Davutoglu said, “Ones could try to provoke the Serbs against the Turks and the Turks against the Serbs. Prejudices could be created, but our expectation from business world is to break down these prejudices making the friendship between Turkey and Serbia backbone of the Balkans peace,” speaking during a dinner organised by the Turkey-Serbia Business Forum on Monday.
“We have a resolute stance concerning this friendship. Turkey holds such a vision toward Serbia. Our demand from your community [Turkey-Serbia Business Forum] is to project this togetherness created by our political will into economic life,” Turkish prime minister stated.
He also informed that the countries “have decided on formation of a high-level cooperation council between Turkey and Serbia," according to Turkey’s Anadolu Agency.
Turkish-Serbian relations go centuries back, having a complicated state of affairs with ups and downs.
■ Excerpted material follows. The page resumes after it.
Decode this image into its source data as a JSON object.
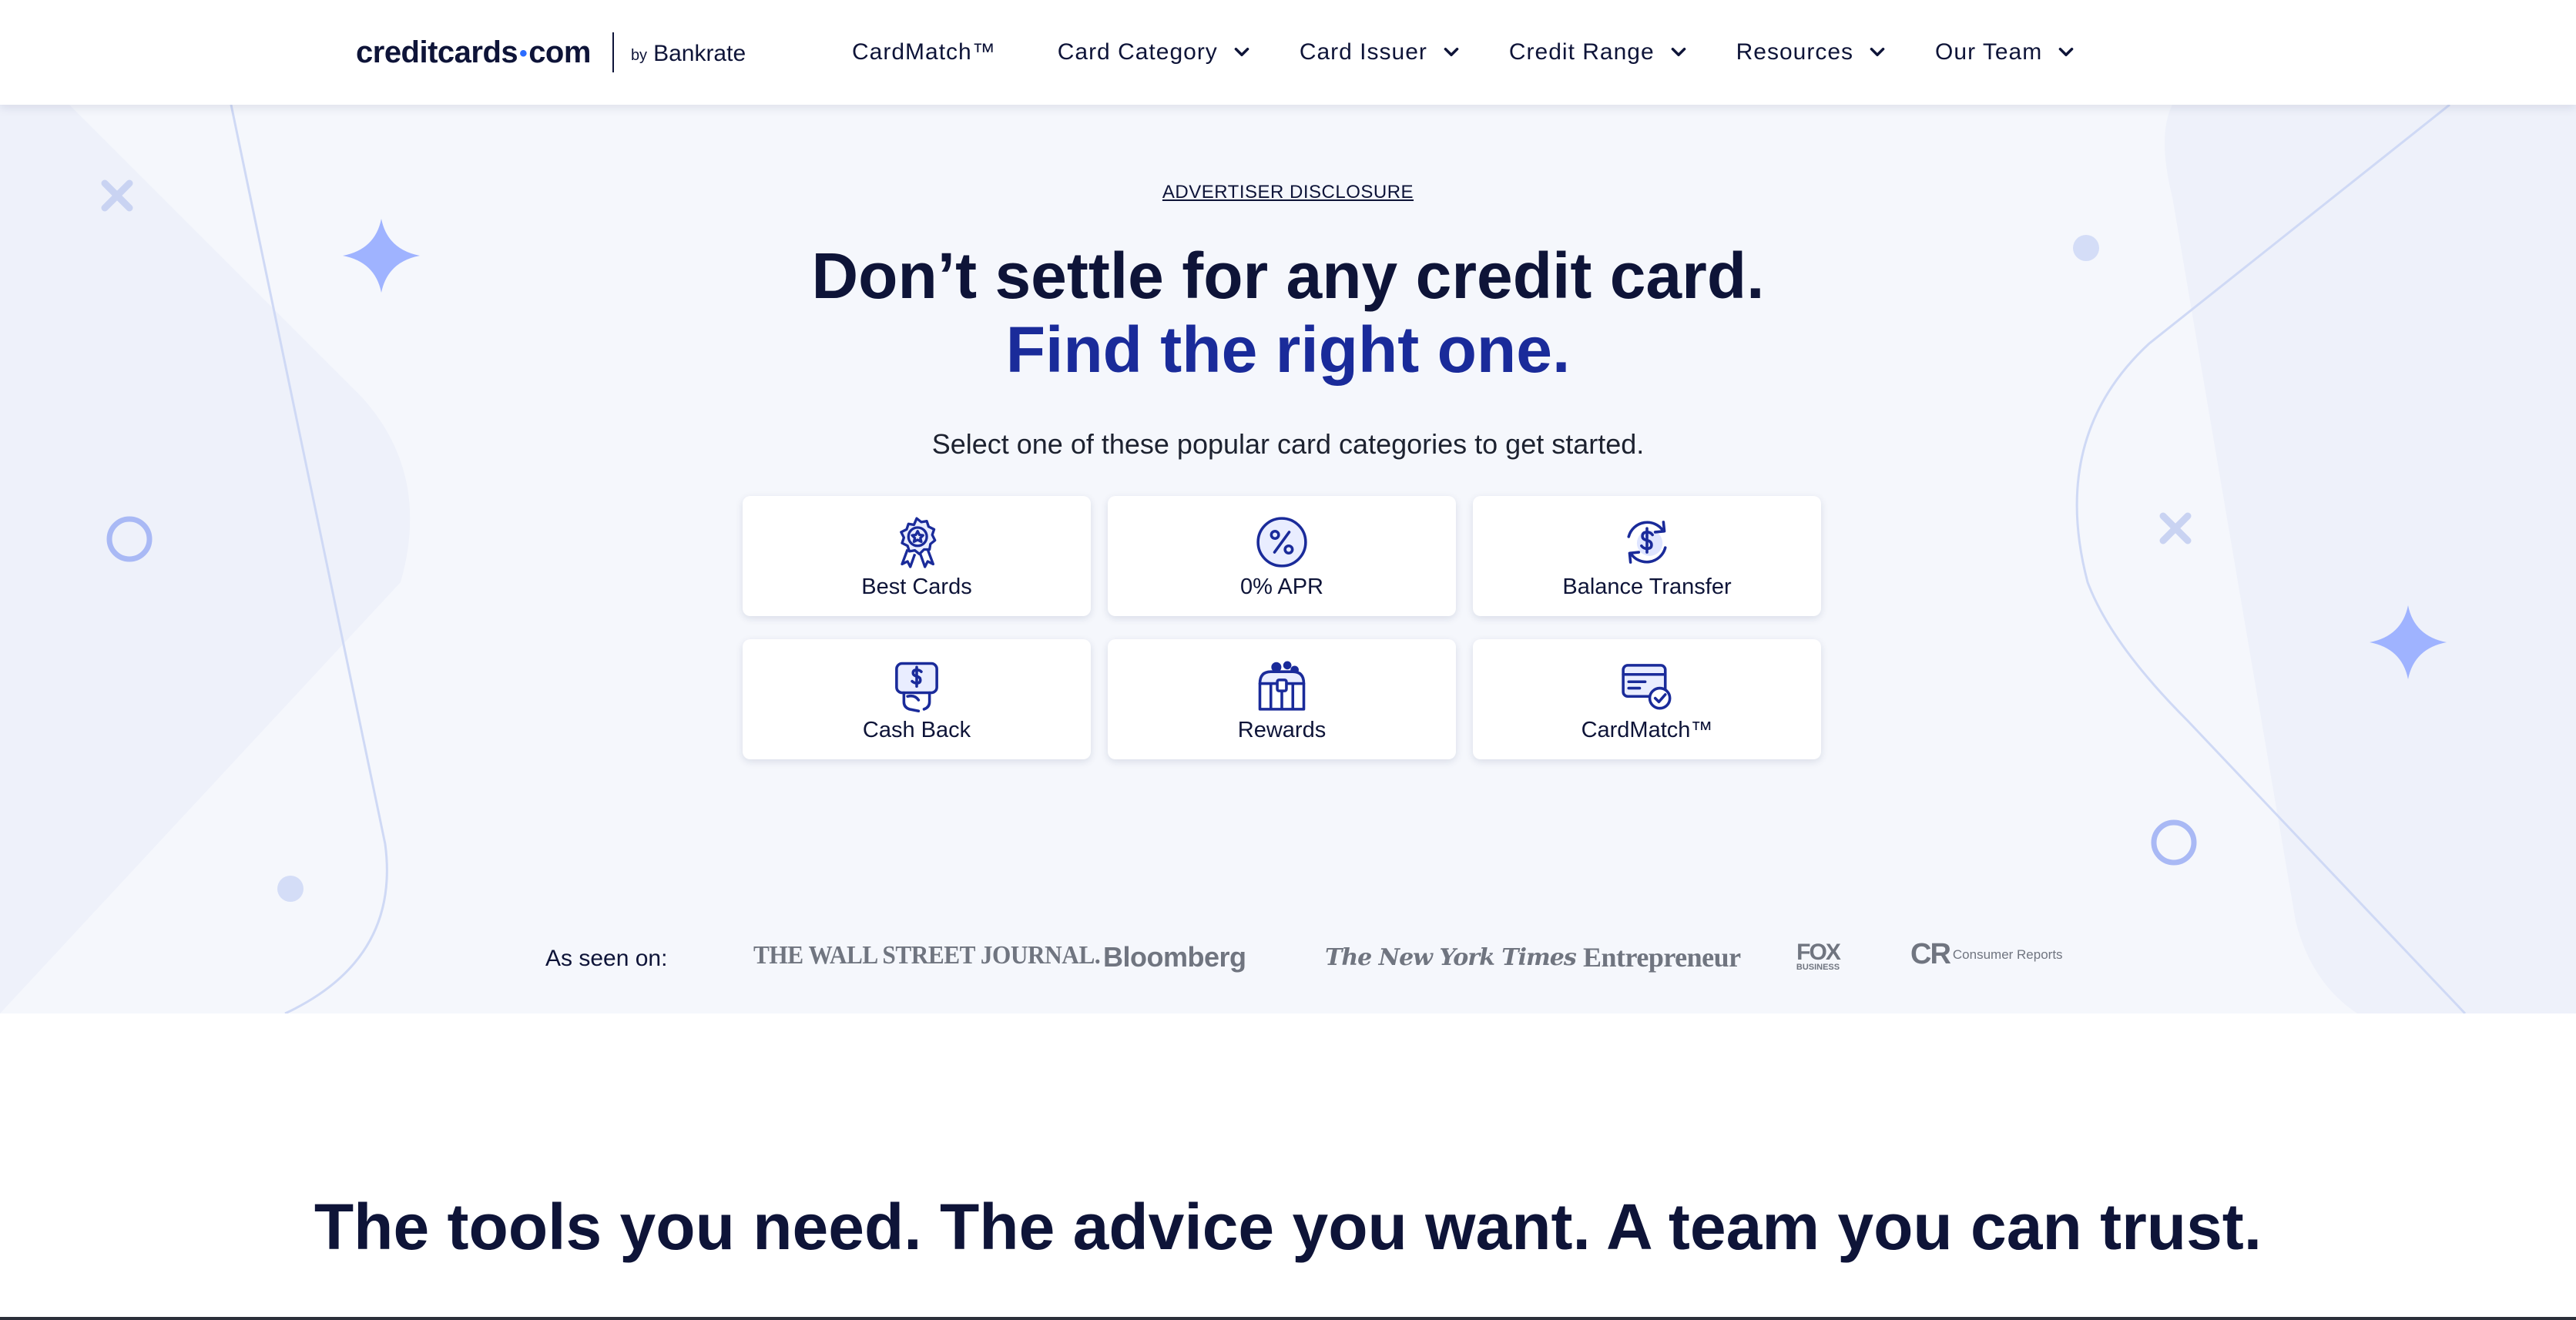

Both nations had long lived under the Ottoman Empire tutelage after Serbia had been a part of the Empire in the 16th century.
“If the Turks and Serbs stand shoulder to shoulder, it will surely be the best message we could give to the people of the Balkans,” Davutoglu emphasised.
He pointed out that the best way toward peace has been going through economic interdependence between the two countries indicating that Turkey would like to sustain the existing political mechanism regarding the Trilateral Summit of Turkey, Serbia, and Bosnia and Herzegovina.
The trilateral mechanism was a start in 2010 in Turkey, after the three countries held extensive talks on common issues.
During the first summit in April 2010, the respective foreign ministers of Bosnia and Herzegovina and Serbia had reportedly met in an exceptional framework, after the Bosnian war, as a result of intensive efforts of Turkey.
The Serbian Parliament previously accepted a resolution on March 30, 2010 condemning the Srebrenica genocide committed by the predecessor Serbian government-affiliated armed groups against Bosnian civilians in July 1995.
The genocide, which was set up under the former Yugoslav leader Slobodan Milosevic and his aide Ratko Mladic, resulted in the death of 8,372 Bosnian Muslims.
Following the critical meeting in 2010, Bosnia and Herzegovina made a decision to appoint its ambassador to Serbia.
Davutoglu underlined at the Serbian capital that “If these three countries have been together, it will be impossible to have a conflict based on sect or ethnicity in the Balkans.”
“If we stay together, we could establish multicultural peace in the Balkans,” he added.